(WHAT NEEDS TO BE DONE): Give the records below again, word for word. No pictures belong in the copy.

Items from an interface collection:
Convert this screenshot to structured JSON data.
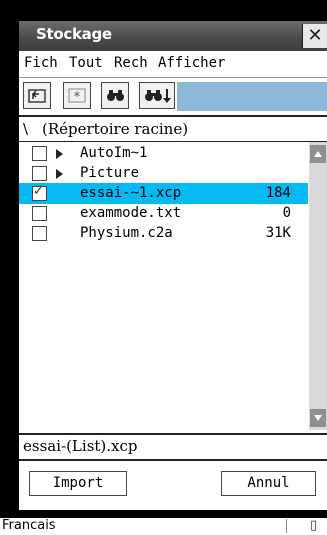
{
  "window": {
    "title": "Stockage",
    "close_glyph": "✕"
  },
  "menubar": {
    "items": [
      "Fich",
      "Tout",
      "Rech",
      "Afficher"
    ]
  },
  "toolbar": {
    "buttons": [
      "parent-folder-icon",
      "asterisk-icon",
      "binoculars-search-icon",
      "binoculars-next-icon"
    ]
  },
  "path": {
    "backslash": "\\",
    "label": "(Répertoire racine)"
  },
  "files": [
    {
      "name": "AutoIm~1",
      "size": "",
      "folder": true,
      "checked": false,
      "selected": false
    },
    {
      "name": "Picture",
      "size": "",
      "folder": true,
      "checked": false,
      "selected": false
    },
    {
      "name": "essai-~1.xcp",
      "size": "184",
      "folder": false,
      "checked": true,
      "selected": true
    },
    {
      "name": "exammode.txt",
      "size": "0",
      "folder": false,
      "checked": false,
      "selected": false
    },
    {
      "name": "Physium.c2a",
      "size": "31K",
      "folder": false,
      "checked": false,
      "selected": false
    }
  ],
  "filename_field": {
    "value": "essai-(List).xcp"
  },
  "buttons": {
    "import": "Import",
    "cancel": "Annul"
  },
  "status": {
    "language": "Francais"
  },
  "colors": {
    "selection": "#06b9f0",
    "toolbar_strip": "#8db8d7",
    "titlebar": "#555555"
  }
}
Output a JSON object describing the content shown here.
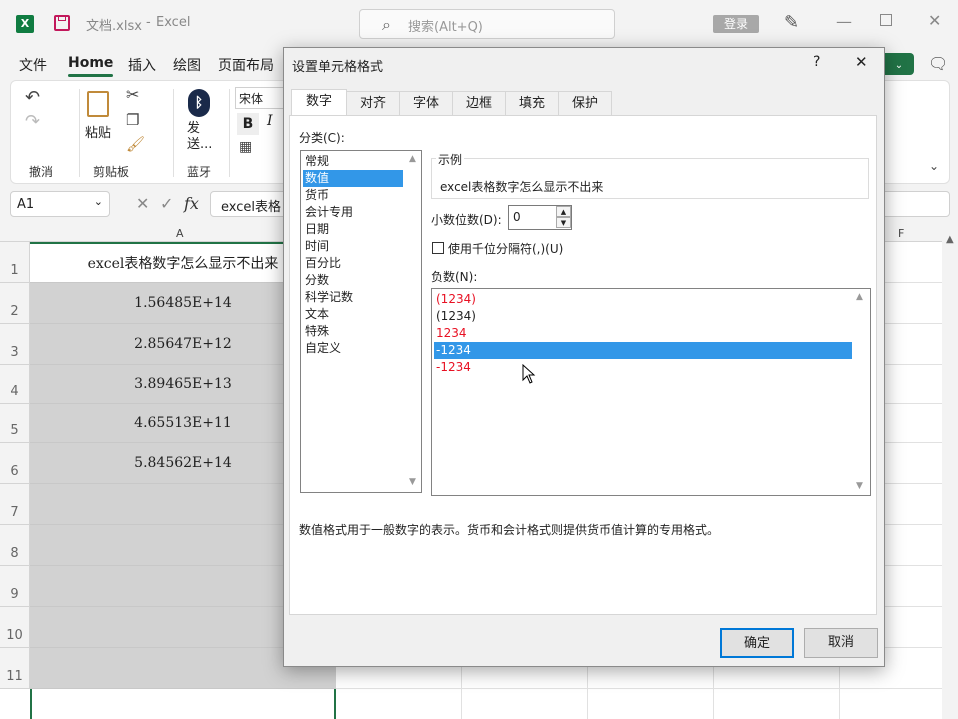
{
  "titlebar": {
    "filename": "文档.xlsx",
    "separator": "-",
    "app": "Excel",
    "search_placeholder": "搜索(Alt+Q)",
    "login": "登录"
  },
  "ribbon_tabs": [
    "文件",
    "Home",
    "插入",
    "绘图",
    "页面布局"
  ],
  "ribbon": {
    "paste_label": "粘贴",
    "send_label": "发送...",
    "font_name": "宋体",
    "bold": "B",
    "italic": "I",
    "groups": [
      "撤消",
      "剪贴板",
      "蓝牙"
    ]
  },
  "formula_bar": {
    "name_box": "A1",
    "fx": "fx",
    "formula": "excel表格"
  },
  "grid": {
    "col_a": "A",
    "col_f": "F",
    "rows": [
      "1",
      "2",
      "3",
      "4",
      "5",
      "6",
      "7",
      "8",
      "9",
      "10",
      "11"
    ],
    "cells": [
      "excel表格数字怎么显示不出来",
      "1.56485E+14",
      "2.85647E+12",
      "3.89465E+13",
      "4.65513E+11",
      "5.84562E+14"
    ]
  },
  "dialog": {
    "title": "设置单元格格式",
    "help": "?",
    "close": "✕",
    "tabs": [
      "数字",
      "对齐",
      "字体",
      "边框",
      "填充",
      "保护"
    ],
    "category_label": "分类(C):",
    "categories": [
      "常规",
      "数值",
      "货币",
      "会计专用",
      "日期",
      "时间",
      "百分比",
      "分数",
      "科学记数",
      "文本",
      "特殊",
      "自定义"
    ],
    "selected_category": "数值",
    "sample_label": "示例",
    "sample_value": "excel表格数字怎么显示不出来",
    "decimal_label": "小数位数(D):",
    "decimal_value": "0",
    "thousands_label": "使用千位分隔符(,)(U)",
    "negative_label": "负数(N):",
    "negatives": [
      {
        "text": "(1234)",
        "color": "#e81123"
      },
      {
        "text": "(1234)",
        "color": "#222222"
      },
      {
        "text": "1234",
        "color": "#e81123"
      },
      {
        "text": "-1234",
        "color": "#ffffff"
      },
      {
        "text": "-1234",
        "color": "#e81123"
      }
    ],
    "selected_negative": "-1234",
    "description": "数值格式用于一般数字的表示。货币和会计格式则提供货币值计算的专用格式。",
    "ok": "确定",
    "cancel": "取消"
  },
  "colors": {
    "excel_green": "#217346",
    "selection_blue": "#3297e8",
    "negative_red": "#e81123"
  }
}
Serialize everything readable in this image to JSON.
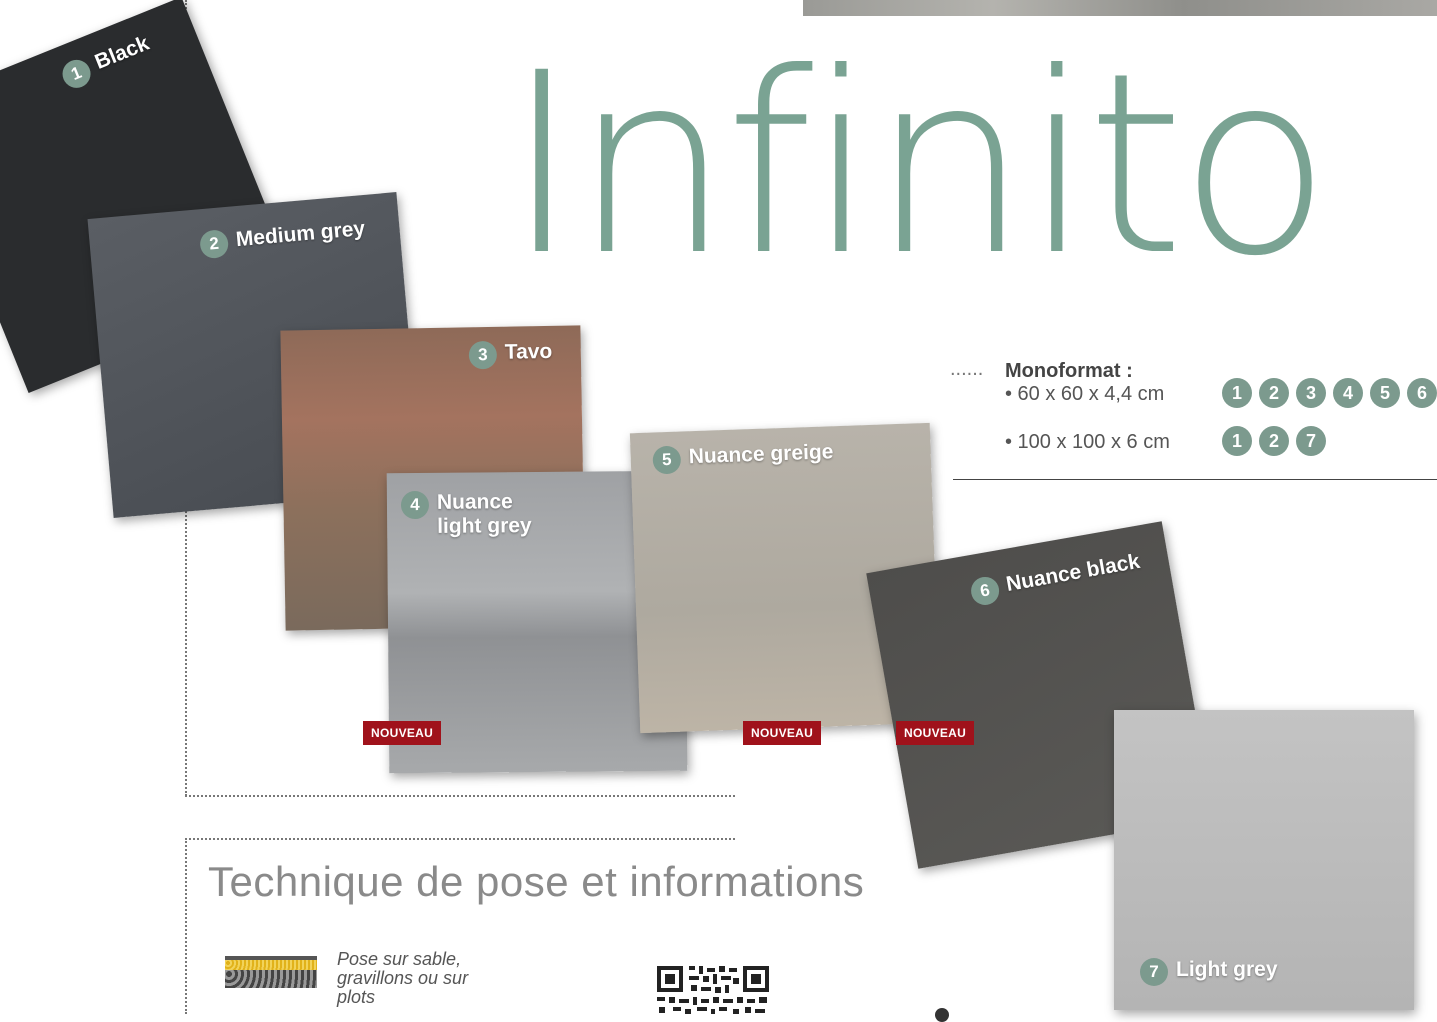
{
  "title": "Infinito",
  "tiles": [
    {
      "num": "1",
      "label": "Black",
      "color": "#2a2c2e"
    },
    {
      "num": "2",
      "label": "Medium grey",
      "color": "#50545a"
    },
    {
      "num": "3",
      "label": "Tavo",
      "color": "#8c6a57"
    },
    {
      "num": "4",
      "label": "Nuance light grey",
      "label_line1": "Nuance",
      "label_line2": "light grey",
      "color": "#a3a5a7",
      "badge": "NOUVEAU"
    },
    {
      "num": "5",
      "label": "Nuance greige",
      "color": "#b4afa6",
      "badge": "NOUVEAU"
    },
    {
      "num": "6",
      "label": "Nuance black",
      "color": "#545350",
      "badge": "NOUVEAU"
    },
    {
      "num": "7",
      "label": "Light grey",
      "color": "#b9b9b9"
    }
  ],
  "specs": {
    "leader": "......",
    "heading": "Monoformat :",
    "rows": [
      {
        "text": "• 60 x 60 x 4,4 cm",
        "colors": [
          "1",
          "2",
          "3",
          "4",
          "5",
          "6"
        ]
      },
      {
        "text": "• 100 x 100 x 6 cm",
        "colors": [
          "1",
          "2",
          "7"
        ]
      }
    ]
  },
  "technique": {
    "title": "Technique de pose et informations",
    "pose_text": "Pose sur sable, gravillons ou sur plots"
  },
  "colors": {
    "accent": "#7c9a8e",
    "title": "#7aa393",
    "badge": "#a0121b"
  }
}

(RESULT OF THIS TASK):
Convert this screenshot to structured JSON data.
{
  "window": {
    "title": "Stockage",
    "close_glyph": "✕"
  },
  "menubar": {
    "items": [
      "Fich",
      "Tout",
      "Rech",
      "Afficher"
    ]
  },
  "toolbar": {
    "buttons": [
      "parent-folder-icon",
      "asterisk-icon",
      "binoculars-search-icon",
      "binoculars-next-icon"
    ]
  },
  "path": {
    "backslash": "\\",
    "label": "(Répertoire racine)"
  },
  "files": [
    {
      "name": "AutoIm~1",
      "size": "",
      "folder": true,
      "checked": false,
      "selected": false
    },
    {
      "name": "Picture",
      "size": "",
      "folder": true,
      "checked": false,
      "selected": false
    },
    {
      "name": "essai-~1.xcp",
      "size": "184",
      "folder": false,
      "checked": true,
      "selected": true
    },
    {
      "name": "exammode.txt",
      "size": "0",
      "folder": false,
      "checked": false,
      "selected": false
    },
    {
      "name": "Physium.c2a",
      "size": "31K",
      "folder": false,
      "checked": false,
      "selected": false
    }
  ],
  "filename_field": {
    "value": "essai-(List).xcp"
  },
  "buttons": {
    "import": "Import",
    "cancel": "Annul"
  },
  "status": {
    "language": "Francais"
  },
  "colors": {
    "selection": "#06b9f0",
    "toolbar_strip": "#8db8d7",
    "titlebar": "#555555"
  }
}
Output a JSON object describing the content shown here.
{
  "titlebar": {
    "filename": "文档.xlsx",
    "separator": "-",
    "app": "Excel",
    "search_placeholder": "搜索(Alt+Q)",
    "login": "登录"
  },
  "ribbon_tabs": [
    "文件",
    "Home",
    "插入",
    "绘图",
    "页面布局"
  ],
  "ribbon": {
    "paste_label": "粘贴",
    "send_label": "发送...",
    "font_name": "宋体",
    "bold": "B",
    "italic": "I",
    "groups": [
      "撤消",
      "剪贴板",
      "蓝牙"
    ]
  },
  "formula_bar": {
    "name_box": "A1",
    "fx": "fx",
    "formula": "excel表格"
  },
  "grid": {
    "col_a": "A",
    "col_f": "F",
    "rows": [
      "1",
      "2",
      "3",
      "4",
      "5",
      "6",
      "7",
      "8",
      "9",
      "10",
      "11"
    ],
    "cells": [
      "excel表格数字怎么显示不出来",
      "1.56485E+14",
      "2.85647E+12",
      "3.89465E+13",
      "4.65513E+11",
      "5.84562E+14"
    ]
  },
  "dialog": {
    "title": "设置单元格格式",
    "help": "?",
    "close": "✕",
    "tabs": [
      "数字",
      "对齐",
      "字体",
      "边框",
      "填充",
      "保护"
    ],
    "category_label": "分类(C):",
    "categories": [
      "常规",
      "数值",
      "货币",
      "会计专用",
      "日期",
      "时间",
      "百分比",
      "分数",
      "科学记数",
      "文本",
      "特殊",
      "自定义"
    ],
    "selected_category": "数值",
    "sample_label": "示例",
    "sample_value": "excel表格数字怎么显示不出来",
    "decimal_label": "小数位数(D):",
    "decimal_value": "0",
    "thousands_label": "使用千位分隔符(,)(U)",
    "negative_label": "负数(N):",
    "negatives": [
      {
        "text": "(1234)",
        "color": "#e81123"
      },
      {
        "text": "(1234)",
        "color": "#222222"
      },
      {
        "text": "1234",
        "color": "#e81123"
      },
      {
        "text": "-1234",
        "color": "#ffffff"
      },
      {
        "text": "-1234",
        "color": "#e81123"
      }
    ],
    "selected_negative": "-1234",
    "description": "数值格式用于一般数字的表示。货币和会计格式则提供货币值计算的专用格式。",
    "ok": "确定",
    "cancel": "取消"
  },
  "colors": {
    "excel_green": "#217346",
    "selection_blue": "#3297e8",
    "negative_red": "#e81123"
  }
}
Serialize everything readable in this image to JSON.
{
  "title": "Infinito",
  "tiles": [
    {
      "num": "1",
      "label": "Black",
      "color": "#2a2c2e"
    },
    {
      "num": "2",
      "label": "Medium grey",
      "color": "#50545a"
    },
    {
      "num": "3",
      "label": "Tavo",
      "color": "#8c6a57"
    },
    {
      "num": "4",
      "label": "Nuance light grey",
      "label_line1": "Nuance",
      "label_line2": "light grey",
      "color": "#a3a5a7",
      "badge": "NOUVEAU"
    },
    {
      "num": "5",
      "label": "Nuance greige",
      "color": "#b4afa6",
      "badge": "NOUVEAU"
    },
    {
      "num": "6",
      "label": "Nuance black",
      "color": "#545350",
      "badge": "NOUVEAU"
    },
    {
      "num": "7",
      "label": "Light grey",
      "color": "#b9b9b9"
    }
  ],
  "specs": {
    "leader": "......",
    "heading": "Monoformat :",
    "rows": [
      {
        "text": "• 60 x 60 x 4,4 cm",
        "colors": [
          "1",
          "2",
          "3",
          "4",
          "5",
          "6"
        ]
      },
      {
        "text": "• 100 x 100 x 6 cm",
        "colors": [
          "1",
          "2",
          "7"
        ]
      }
    ]
  },
  "technique": {
    "title": "Technique de pose et informations",
    "pose_text": "Pose sur sable, gravillons ou sur plots"
  },
  "colors": {
    "accent": "#7c9a8e",
    "title": "#7aa393",
    "badge": "#a0121b"
  }
}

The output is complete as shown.